When it comes to multi-family communities with shared accommodations, failing to plan for a rainy day could mean that when the rains do eventually come—and they will—bailing out will be much harder, and more costly, than it might have been if certain preparations had been made before the clouds burst.
Co-op and condo communities are set up for families and individuals to mutually benefit by living together and sharing the burdens of upkeep and governance. But these communities are businesses, and the individuals who manage co-op and condo buildings must be businesslike in preparing for emergencies such as a boiler going haywire, and for future costs, such as repairing a building’s façade or replacing its windows.
Financial consultants advising co-op and condo buildings and HOAs tell clients to keep their buildings’ reserve funds well-padded in case an emergency expense such as a lawsuit or roof-damaging storm happens and requires immediate attention. It’s not the simplest task, even in the best of economic times.
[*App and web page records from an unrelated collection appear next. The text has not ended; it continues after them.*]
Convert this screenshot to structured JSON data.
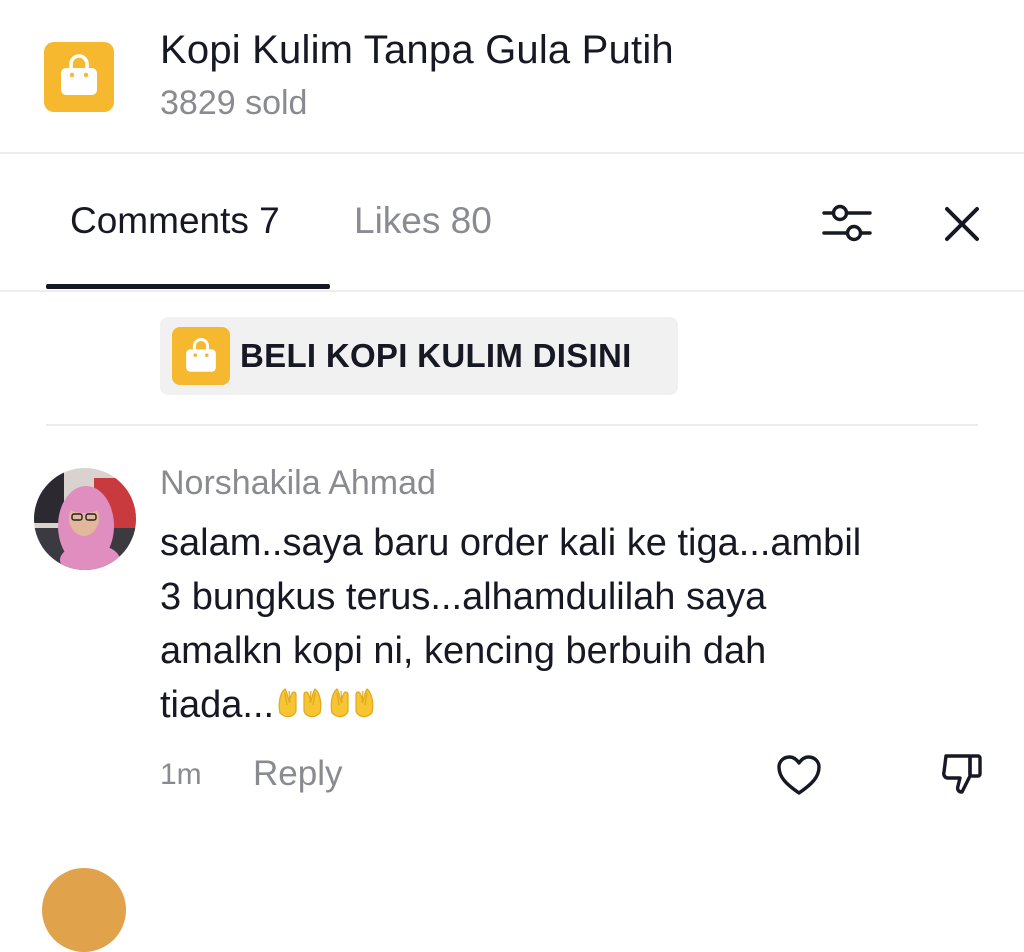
{
  "product": {
    "icon": "shopping-bag-icon",
    "title": "Kopi Kulim Tanpa Gula Putih",
    "sold": "3829 sold",
    "accent_color": "#F5B82E"
  },
  "tabs": [
    {
      "label": "Comments 7",
      "active": true
    },
    {
      "label": "Likes 80",
      "active": false
    }
  ],
  "toolbar": {
    "filter_icon": "filter-sliders-icon",
    "close_icon": "close-icon"
  },
  "shop_link": {
    "icon": "shopping-bag-icon",
    "label": "BELI KOPI KULIM DISINI"
  },
  "comment": {
    "author": "Norshakila Ahmad",
    "text": "salam..saya baru order kali ke tiga...ambil\n3 bungkus terus...alhamdulilah saya\namalkn kopi ni, kencing berbuih dah\ntiada...",
    "emoji": [
      "palms-up-together-emoji",
      "palms-up-together-emoji"
    ],
    "time": "1m",
    "reply_label": "Reply",
    "like_icon": "heart-outline-icon",
    "dislike_icon": "thumbs-down-icon"
  },
  "colors": {
    "primary_text": "#161823",
    "secondary_text": "#8A8B91",
    "divider": "#EDEDEE",
    "chip_background": "#F1F1F2"
  }
}
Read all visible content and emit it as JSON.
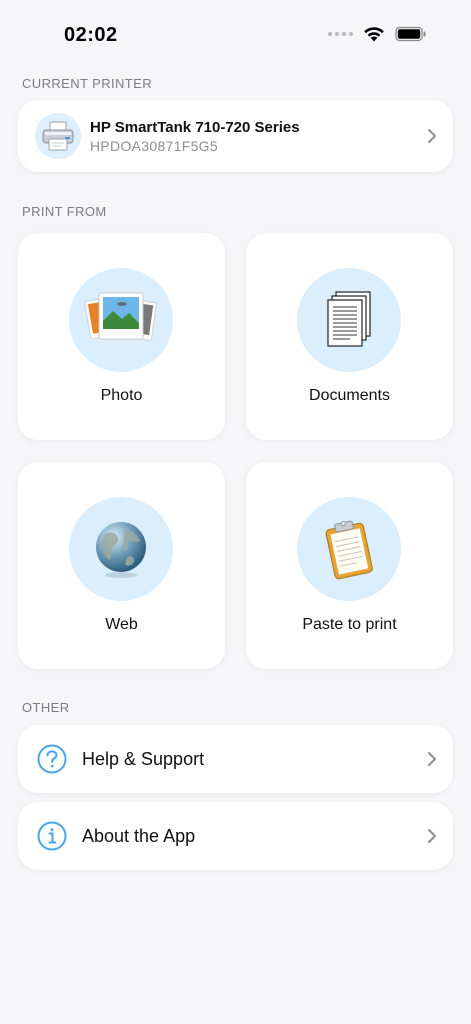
{
  "status_bar": {
    "time": "02:02"
  },
  "sections": {
    "current_printer": "CURRENT PRINTER",
    "print_from": "PRINT FROM",
    "other": "OTHER"
  },
  "printer": {
    "name": "HP SmartTank 710-720 Series",
    "id": "HPDOA30871F5G5"
  },
  "print_options": [
    {
      "label": "Photo",
      "icon": "photo-icon"
    },
    {
      "label": "Documents",
      "icon": "documents-icon"
    },
    {
      "label": "Web",
      "icon": "globe-icon"
    },
    {
      "label": "Paste to print",
      "icon": "clipboard-icon"
    }
  ],
  "other_items": [
    {
      "label": "Help & Support",
      "icon": "question-circle-icon"
    },
    {
      "label": "About the App",
      "icon": "info-circle-icon"
    }
  ],
  "colors": {
    "accent": "#4aa3e8",
    "circle_bg": "#dbeefd",
    "background": "#f6f6f8"
  }
}
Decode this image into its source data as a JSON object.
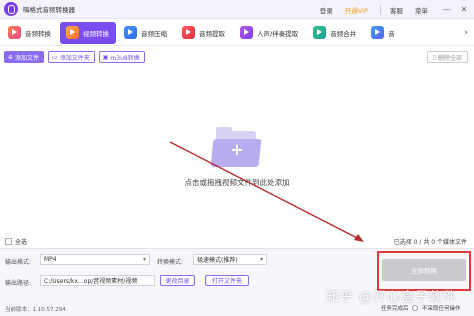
{
  "titlebar": {
    "app_title": "嗨格式音频转换器",
    "login": "登录",
    "vip": "开通VIP",
    "service": "客服",
    "menu": "菜单",
    "minimize": "—",
    "close": "✕"
  },
  "tools": [
    {
      "label": "音频转换",
      "icon": "audio-convert-icon"
    },
    {
      "label": "视频转换",
      "icon": "video-convert-icon",
      "active": true
    },
    {
      "label": "音频压缩",
      "icon": "audio-compress-icon"
    },
    {
      "label": "音频提取",
      "icon": "audio-extract-icon"
    },
    {
      "label": "人声/伴奏提取",
      "icon": "vocal-extract-icon"
    },
    {
      "label": "音频合并",
      "icon": "audio-merge-icon"
    },
    {
      "label": "音",
      "icon": "audio-cut-icon"
    }
  ],
  "tools_more": "›",
  "actions": {
    "add_file": "添加文件",
    "add_folder": "添加文件夹",
    "m3u8": "m3u8转换",
    "delete_all": "删除全部"
  },
  "dropzone": {
    "text": "点击或拖拽视频文件到此处添加"
  },
  "selection": {
    "select_all": "全选",
    "count_text": "已选择 0 / 共 0 个媒体文件"
  },
  "output": {
    "format_label": "输出格式:",
    "format_value": "MP4",
    "mode_label": "转换模式:",
    "mode_value": "极速模式(推荐)",
    "path_label": "输出路径:",
    "path_value": "C:/Users/kx...op/音视频素材/视频",
    "change_dir": "更改目录",
    "open_folder": "打开文件夹",
    "convert_all": "全部转换",
    "version": "当前版本：1.10.57.294",
    "task_done_label": "任务完成后",
    "task_done_option": "不采取任何操作"
  },
  "watermark": "知乎 @开心盒子软件",
  "colors": {
    "accent": "#7b4cf0",
    "highlight": "#e03a3a",
    "disabled_button": "#c9c9cf"
  }
}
Given the measured growth of the current economy, many residents are watching their costs with a gimlet eye—so these days, it’s more important than ever for boards and managers to carefully manage their buildings' reserve funds.
With the right guidance and knowledge, management personnel and board members of buildings and associations can stay ahead of any fund-related crisis by ensuring their reserves are adequately funded. It’s about purposefully planning for the rainy days which ultimately will come.
Reserve Funding Rules
So what is the formula by which a building or association can calculate how much money it should maintain in its reserves? The answer is that there is none—no way to permanently pinpoint the oft-changing needs of the physical aspects of a multifamily building. One can certainly hypothesize about those expected costs, though. Planning of expenditures really is like hitting a moving target. The task of knowing what costs will require capital in the short-term and long-term is a never-ending job that must be evaluated—and re-evaluated—at least every few years